On Wednesday October 24th women in Iceland are planning to #WalkOutfrom work at 14:55 – the minute they stop being paid for their work due to the pay inequality accounting in Iceland for 26%.
Join Icelandic women to highlight gender earning gaps in your own country – there is not even one single country where women and men would be equally paid!
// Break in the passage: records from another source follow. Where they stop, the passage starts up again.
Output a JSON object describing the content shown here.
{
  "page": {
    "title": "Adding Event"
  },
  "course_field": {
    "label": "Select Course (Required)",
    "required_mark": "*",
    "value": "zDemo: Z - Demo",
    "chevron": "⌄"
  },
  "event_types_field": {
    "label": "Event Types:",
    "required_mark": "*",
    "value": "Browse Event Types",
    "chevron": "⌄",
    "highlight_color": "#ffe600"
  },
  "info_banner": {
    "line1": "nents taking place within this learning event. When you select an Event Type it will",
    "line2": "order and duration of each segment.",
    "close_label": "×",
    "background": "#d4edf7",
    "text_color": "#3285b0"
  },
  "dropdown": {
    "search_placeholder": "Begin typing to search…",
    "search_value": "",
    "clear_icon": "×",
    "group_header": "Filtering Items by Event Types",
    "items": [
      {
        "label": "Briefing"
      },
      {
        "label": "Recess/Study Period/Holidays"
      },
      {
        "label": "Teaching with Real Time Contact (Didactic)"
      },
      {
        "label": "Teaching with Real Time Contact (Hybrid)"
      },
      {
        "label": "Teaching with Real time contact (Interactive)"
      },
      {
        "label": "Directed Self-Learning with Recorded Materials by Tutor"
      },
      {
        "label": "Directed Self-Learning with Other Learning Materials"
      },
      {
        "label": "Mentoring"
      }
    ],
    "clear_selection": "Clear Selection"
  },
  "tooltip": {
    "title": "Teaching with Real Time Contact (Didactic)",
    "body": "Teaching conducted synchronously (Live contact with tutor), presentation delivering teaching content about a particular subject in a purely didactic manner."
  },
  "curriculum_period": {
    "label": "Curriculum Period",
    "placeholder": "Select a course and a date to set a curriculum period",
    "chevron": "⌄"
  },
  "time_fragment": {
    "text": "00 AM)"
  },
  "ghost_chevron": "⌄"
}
Post a photo of you from your workplace, university, home with a paper saying:
24 October #WalkOut Iceland 14:55
or if you want to show the earnings gap in your country, go f.eg. for:
24 October #WalkOut Iceland 14:55
Poland #WalkOut 14:48
Note that in most countries you should #WalkOut earlier than in Iceland!
Women‘s protests in Iceland have driven social change, and have inspired women in other countries to take action since their historic strike in 1975 when 80% of Icelandic women left their workplace at 14:16 pm. They would #WalkOut again in 1985, 2005, 2010 and 2016. Even though Iceland has one of the lowest gender overall earnings gaps in the world (“only” 26%), it has not still reached full equality.
Check the gender overall earnings gaps in other countries (Eurostat, 2014):
ICELAND: 26% – #WalkOut at 14:55
POLAND: 31.5% – we should #WalkOut at 14.48
ITALY: 43.7% – #WalkOut at 13:30
BELGIUM: 31.1% – #WalkOut at 14:49
GERMANY: 45,2% – #WalkOut at 13:30
EU (28 countries): 39,6%
/Full data: https://ec.europa.eu/eurostat/tgm/table.do?tab=table&init=1&language=en&pcode=teqges01&plugin=1/
We are looking for organisations and movements from all European and non-European countries who would like to join the action. Please contact us: email@example.com
Calculating the time of the Strike
The time of departure for women is calculated as the percentage of “income from work” that women get compared to men. Note: this is NOT the unexplained gender oay gap. We do not use the unexplained pay gap as it does not represent inequality in society. There are many variables which explain parts of the wage gap, for example women’s labor participation, women who work part-time work due to family and household responsibilities, gender segregation in the labor market (“women’s jobs” that get lower wages), power and influence (board members and managerial positions), longer absences from work due to childbirth, gender stereotyping, etc. Although these factors explain the wage gap, they do not justify women’s lower pay! The numbers we use in Iceland are tax statistics from Statistcs Iceland. They show that working women get 26% lower income from work than men. According to Icelandic law the working week is 40 hours.
To keep it simple we assume that the working day is 8 hours (8*60=480 minutes). Transferring that into the time women can leave is: (1-0,26)*480=355 which gives 5 hours and 55 minutes. In a working day from 9.00-17.00 that means that women leave at 14:55.
This is a bottom-down action started by the Icelandic women’s protests, and supported at the international level by activists from numerous countries, especially the Polish femnist activists who felt inspired by Iceland when planning their own strikes for women’s rights in 216.
Icelandic women’s strike 2018 – Kvennafrí 2018:
Together with other organisations and groups, Dziewuchy Berlin stand in solidarity!
Event hosted by:
NON UNA DI MENO | Polish Feminists | Gals4Gals Lodz | Dziewuchy Berlin | Non Una Di Meno Firenze | Łódzkie Dziewuchy Dziewuchom | Kvennafrí | Žene protiv nasilja | Black Brussels Balloons and more!